> _ASSIGNMENT_: Every line below is to be given again precisely; images are to be left out.
** INFORMATION SUPPLIED follows **
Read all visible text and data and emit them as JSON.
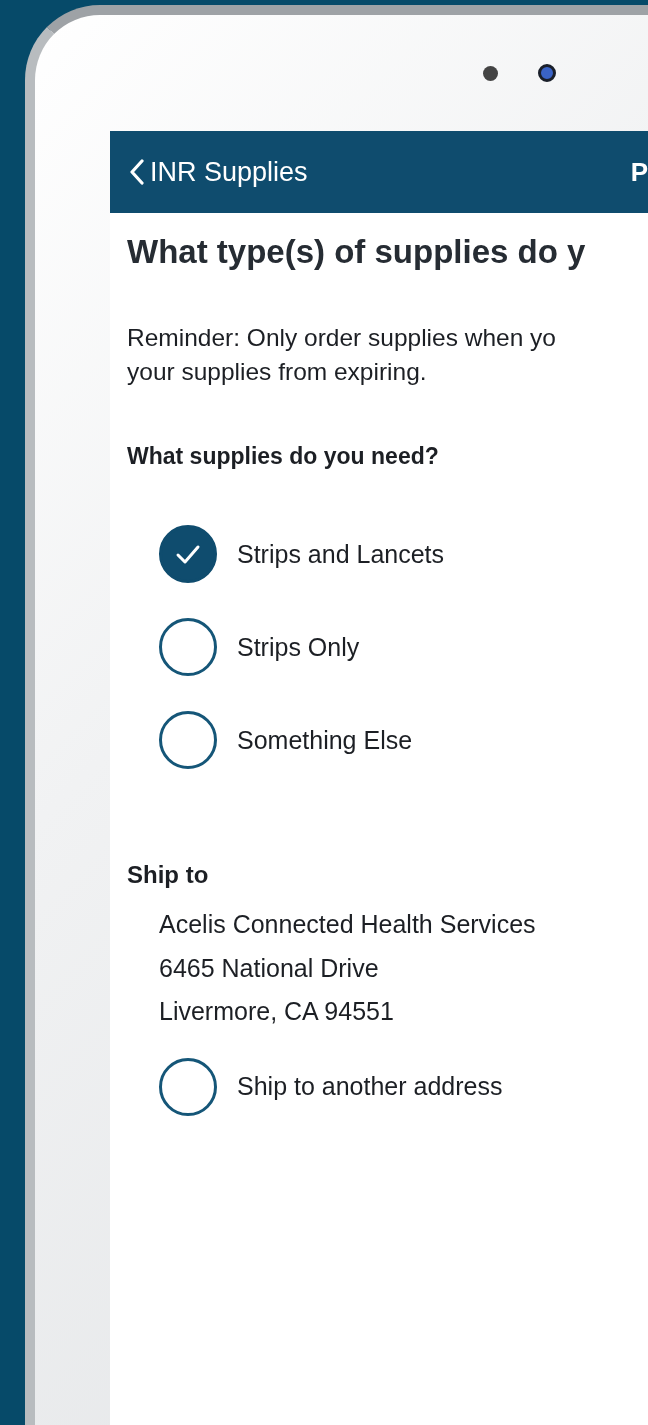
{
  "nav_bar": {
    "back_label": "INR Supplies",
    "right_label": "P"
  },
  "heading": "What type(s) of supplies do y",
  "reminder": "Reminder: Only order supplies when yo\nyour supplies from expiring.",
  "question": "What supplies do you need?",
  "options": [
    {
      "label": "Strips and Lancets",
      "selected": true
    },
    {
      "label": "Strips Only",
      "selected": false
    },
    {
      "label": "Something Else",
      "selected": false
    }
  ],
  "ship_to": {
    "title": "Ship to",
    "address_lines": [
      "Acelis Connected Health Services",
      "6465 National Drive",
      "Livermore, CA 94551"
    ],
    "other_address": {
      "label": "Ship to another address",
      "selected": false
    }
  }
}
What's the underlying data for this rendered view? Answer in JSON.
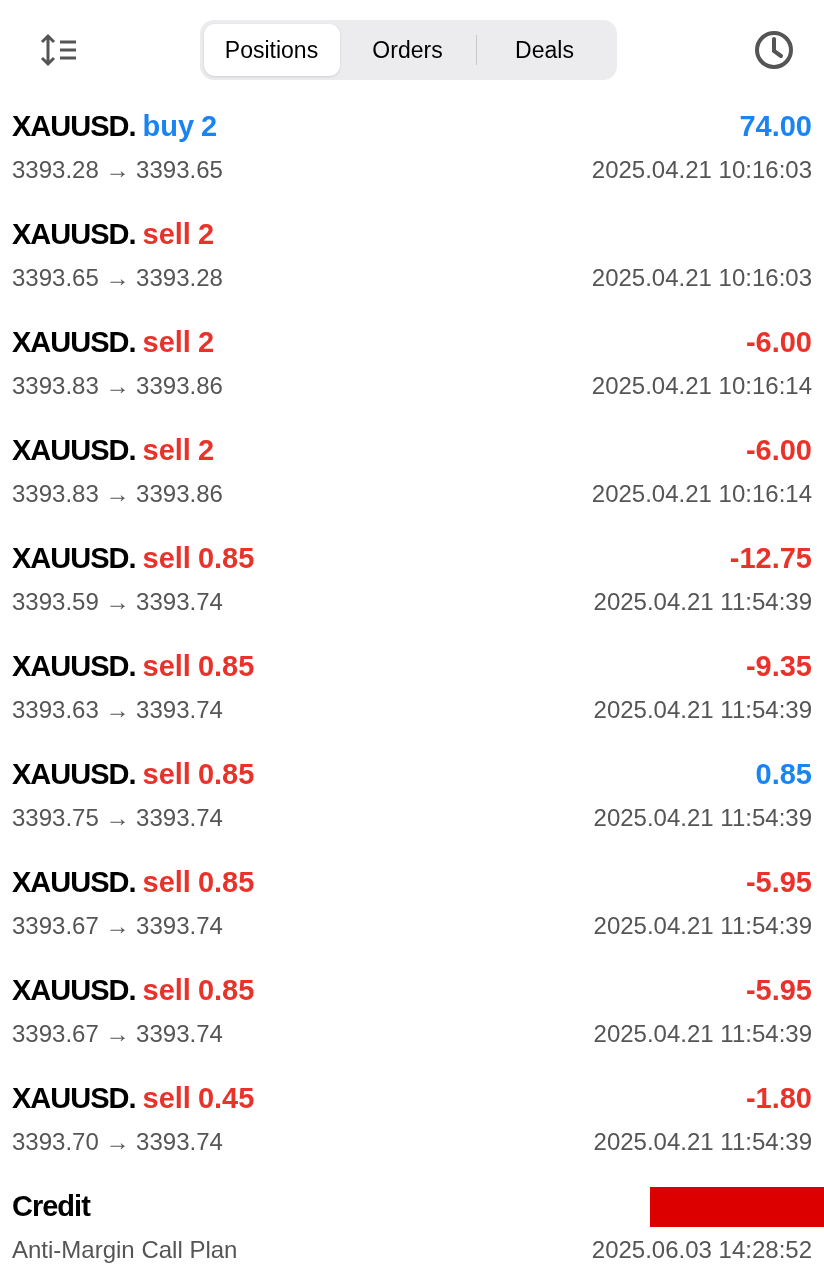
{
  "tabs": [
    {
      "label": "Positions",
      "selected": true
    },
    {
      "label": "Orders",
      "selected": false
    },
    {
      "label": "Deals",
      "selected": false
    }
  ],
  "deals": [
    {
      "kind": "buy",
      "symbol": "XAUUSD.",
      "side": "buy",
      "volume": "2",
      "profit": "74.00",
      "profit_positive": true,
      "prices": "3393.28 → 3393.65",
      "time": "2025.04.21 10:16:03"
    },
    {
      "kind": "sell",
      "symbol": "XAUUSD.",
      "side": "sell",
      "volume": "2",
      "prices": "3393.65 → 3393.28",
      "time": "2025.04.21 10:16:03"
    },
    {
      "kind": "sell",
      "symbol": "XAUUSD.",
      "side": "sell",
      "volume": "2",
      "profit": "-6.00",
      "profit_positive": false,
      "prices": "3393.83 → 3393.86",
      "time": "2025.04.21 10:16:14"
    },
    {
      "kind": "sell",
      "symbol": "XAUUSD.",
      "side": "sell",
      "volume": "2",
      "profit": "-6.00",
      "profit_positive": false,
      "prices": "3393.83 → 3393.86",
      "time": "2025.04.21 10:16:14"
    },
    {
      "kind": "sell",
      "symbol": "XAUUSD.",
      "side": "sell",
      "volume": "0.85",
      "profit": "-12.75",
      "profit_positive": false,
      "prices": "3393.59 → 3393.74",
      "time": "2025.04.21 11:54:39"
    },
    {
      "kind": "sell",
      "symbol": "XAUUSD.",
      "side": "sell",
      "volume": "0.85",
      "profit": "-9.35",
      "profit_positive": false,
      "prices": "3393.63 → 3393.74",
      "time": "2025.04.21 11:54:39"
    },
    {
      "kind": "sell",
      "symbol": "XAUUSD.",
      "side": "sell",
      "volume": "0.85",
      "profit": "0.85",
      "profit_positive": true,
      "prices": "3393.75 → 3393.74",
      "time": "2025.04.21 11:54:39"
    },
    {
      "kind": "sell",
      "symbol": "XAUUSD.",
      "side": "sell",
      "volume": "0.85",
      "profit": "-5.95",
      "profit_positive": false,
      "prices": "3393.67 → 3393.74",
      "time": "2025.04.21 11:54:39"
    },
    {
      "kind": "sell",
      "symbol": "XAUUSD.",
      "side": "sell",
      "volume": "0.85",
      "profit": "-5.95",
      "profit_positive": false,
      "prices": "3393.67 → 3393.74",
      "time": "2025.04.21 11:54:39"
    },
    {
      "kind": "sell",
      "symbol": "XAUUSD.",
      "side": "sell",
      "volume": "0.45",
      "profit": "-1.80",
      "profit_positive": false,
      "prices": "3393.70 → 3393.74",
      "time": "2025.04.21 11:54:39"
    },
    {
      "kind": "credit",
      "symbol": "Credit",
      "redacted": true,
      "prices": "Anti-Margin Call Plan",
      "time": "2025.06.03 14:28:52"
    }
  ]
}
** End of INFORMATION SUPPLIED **
> _TASK OUTPUT_:
Read all visible text and data and emit them as JSON.
{
  "nav_bar": {
    "back_label": "INR Supplies",
    "right_label": "P"
  },
  "heading": "What type(s) of supplies do y",
  "reminder": "Reminder: Only order supplies when yo\nyour supplies from expiring.",
  "question": "What supplies do you need?",
  "options": [
    {
      "label": "Strips and Lancets",
      "selected": true
    },
    {
      "label": "Strips Only",
      "selected": false
    },
    {
      "label": "Something Else",
      "selected": false
    }
  ],
  "ship_to": {
    "title": "Ship to",
    "address_lines": [
      "Acelis Connected Health Services",
      "6465 National Drive",
      "Livermore, CA 94551"
    ],
    "other_address": {
      "label": "Ship to another address",
      "selected": false
    }
  }
}
What's the underlying data for this rendered view? Answer in JSON.
{
  "tabs": [
    {
      "label": "Positions",
      "selected": true
    },
    {
      "label": "Orders",
      "selected": false
    },
    {
      "label": "Deals",
      "selected": false
    }
  ],
  "deals": [
    {
      "kind": "buy",
      "symbol": "XAUUSD.",
      "side": "buy",
      "volume": "2",
      "profit": "74.00",
      "profit_positive": true,
      "prices": "3393.28 → 3393.65",
      "time": "2025.04.21 10:16:03"
    },
    {
      "kind": "sell",
      "symbol": "XAUUSD.",
      "side": "sell",
      "volume": "2",
      "prices": "3393.65 → 3393.28",
      "time": "2025.04.21 10:16:03"
    },
    {
      "kind": "sell",
      "symbol": "XAUUSD.",
      "side": "sell",
      "volume": "2",
      "profit": "-6.00",
      "profit_positive": false,
      "prices": "3393.83 → 3393.86",
      "time": "2025.04.21 10:16:14"
    },
    {
      "kind": "sell",
      "symbol": "XAUUSD.",
      "side": "sell",
      "volume": "2",
      "profit": "-6.00",
      "profit_positive": false,
      "prices": "3393.83 → 3393.86",
      "time": "2025.04.21 10:16:14"
    },
    {
      "kind": "sell",
      "symbol": "XAUUSD.",
      "side": "sell",
      "volume": "0.85",
      "profit": "-12.75",
      "profit_positive": false,
      "prices": "3393.59 → 3393.74",
      "time": "2025.04.21 11:54:39"
    },
    {
      "kind": "sell",
      "symbol": "XAUUSD.",
      "side": "sell",
      "volume": "0.85",
      "profit": "-9.35",
      "profit_positive": false,
      "prices": "3393.63 → 3393.74",
      "time": "2025.04.21 11:54:39"
    },
    {
      "kind": "sell",
      "symbol": "XAUUSD.",
      "side": "sell",
      "volume": "0.85",
      "profit": "0.85",
      "profit_positive": true,
      "prices": "3393.75 → 3393.74",
      "time": "2025.04.21 11:54:39"
    },
    {
      "kind": "sell",
      "symbol": "XAUUSD.",
      "side": "sell",
      "volume": "0.85",
      "profit": "-5.95",
      "profit_positive": false,
      "prices": "3393.67 → 3393.74",
      "time": "2025.04.21 11:54:39"
    },
    {
      "kind": "sell",
      "symbol": "XAUUSD.",
      "side": "sell",
      "volume": "0.85",
      "profit": "-5.95",
      "profit_positive": false,
      "prices": "3393.67 → 3393.74",
      "time": "2025.04.21 11:54:39"
    },
    {
      "kind": "sell",
      "symbol": "XAUUSD.",
      "side": "sell",
      "volume": "0.45",
      "profit": "-1.80",
      "profit_positive": false,
      "prices": "3393.70 → 3393.74",
      "time": "2025.04.21 11:54:39"
    },
    {
      "kind": "credit",
      "symbol": "Credit",
      "redacted": true,
      "prices": "Anti-Margin Call Plan",
      "time": "2025.06.03 14:28:52"
    }
  ]
}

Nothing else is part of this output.